To then hear Eleanor’s name be called out as one of the day’s Top 3 was such a thrill, as was seeing both Laura and Eleanor included in a Vogue story about the day’s best style.
With a day’s break in between, Oaks Day was upon us.
A day of femininity and glamour, Laura Campbell once again wowed us on the runway in a gorgeous vintage-inspired outfit that most definitely stood out from the pack due to its eye-catching orange colour tone and interesting shape that was a break-away from what we’d otherwise been seeing. Laura made it into not only the final, but the Top 3 of the Oaks Day competition – meaning she would be joining Eleanor in the overall competition final!

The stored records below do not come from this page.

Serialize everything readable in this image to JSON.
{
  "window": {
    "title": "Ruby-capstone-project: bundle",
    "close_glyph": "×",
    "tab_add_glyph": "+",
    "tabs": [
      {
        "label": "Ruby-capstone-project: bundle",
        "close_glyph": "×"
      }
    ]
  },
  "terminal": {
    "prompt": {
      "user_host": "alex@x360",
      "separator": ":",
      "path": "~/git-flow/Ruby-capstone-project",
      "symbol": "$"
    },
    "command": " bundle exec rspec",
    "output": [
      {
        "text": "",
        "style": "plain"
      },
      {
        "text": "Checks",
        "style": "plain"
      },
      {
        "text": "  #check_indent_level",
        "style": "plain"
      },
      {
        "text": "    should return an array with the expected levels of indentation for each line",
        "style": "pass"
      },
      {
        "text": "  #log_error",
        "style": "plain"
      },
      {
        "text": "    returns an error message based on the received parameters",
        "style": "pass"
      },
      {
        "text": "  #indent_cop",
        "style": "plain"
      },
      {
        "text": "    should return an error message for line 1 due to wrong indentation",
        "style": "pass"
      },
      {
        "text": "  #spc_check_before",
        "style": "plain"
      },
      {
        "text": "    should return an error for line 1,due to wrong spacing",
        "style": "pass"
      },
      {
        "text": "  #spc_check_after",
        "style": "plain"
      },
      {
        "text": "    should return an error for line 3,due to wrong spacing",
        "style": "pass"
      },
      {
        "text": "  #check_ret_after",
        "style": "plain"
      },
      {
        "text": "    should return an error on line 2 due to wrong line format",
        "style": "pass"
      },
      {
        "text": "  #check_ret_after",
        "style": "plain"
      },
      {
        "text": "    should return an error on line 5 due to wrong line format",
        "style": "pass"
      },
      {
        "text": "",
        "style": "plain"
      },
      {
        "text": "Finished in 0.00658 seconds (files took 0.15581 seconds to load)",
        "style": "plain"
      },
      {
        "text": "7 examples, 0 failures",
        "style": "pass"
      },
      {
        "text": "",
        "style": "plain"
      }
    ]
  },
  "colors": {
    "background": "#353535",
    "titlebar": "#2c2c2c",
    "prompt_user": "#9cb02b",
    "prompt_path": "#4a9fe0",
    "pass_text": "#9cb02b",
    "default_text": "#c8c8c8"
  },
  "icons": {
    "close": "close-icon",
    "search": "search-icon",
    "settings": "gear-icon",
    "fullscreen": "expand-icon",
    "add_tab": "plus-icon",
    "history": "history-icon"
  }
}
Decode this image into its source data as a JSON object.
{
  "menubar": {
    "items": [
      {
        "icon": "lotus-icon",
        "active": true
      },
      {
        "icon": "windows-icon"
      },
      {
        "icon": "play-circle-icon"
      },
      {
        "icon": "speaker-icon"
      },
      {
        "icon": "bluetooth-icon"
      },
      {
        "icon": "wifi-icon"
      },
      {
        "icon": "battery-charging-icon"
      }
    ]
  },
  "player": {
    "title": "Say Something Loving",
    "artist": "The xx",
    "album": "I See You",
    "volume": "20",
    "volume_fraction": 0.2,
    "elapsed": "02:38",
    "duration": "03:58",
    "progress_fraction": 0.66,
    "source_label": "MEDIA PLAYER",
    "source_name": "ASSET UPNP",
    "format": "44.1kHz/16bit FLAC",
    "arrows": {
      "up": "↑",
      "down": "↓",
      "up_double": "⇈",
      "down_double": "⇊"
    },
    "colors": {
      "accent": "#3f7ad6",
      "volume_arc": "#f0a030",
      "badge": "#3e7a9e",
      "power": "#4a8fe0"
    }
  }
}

To have had our two most recent winners of The Ned Prix de Fashion make it to this final was no mean feat, particularly when our competition – which seeks to find our country’s best dressed racegoer – comes from a comparatively small entry pool and has been based off an online competition for the past two seasons. While we have always had the faith that an online competition will still find the ‘best of the best’, the past week’s results have really proven that point. The status of our kiwi competition was also buoyed by the fact that it also had 2010 winner Kelli Odell amongst the finalists too.
And so it was that while Laura nor Eleanor were announced among the overall Top 3, they did us all so, so proud. Particularly so when you see that those who did secure make it to being announced as Australia’s Top 3 best dressed racegoers came from the same qualifying competitions our kiwi contenders placed in, showing just how tough the level of competition was on the days they placed.
So what’s next? For New Zealand, there’s a season of qualifying competitions ahead for The Ned Prix de Fashion – a competition we hope that, based off the results of its past winners, will provide added inspiration and drive to this year’s finalists who should truly see themselves as being able to sashay their style among the best.
Good luck to those entering – we mean it when we say we can’t wait to see what you all come up with!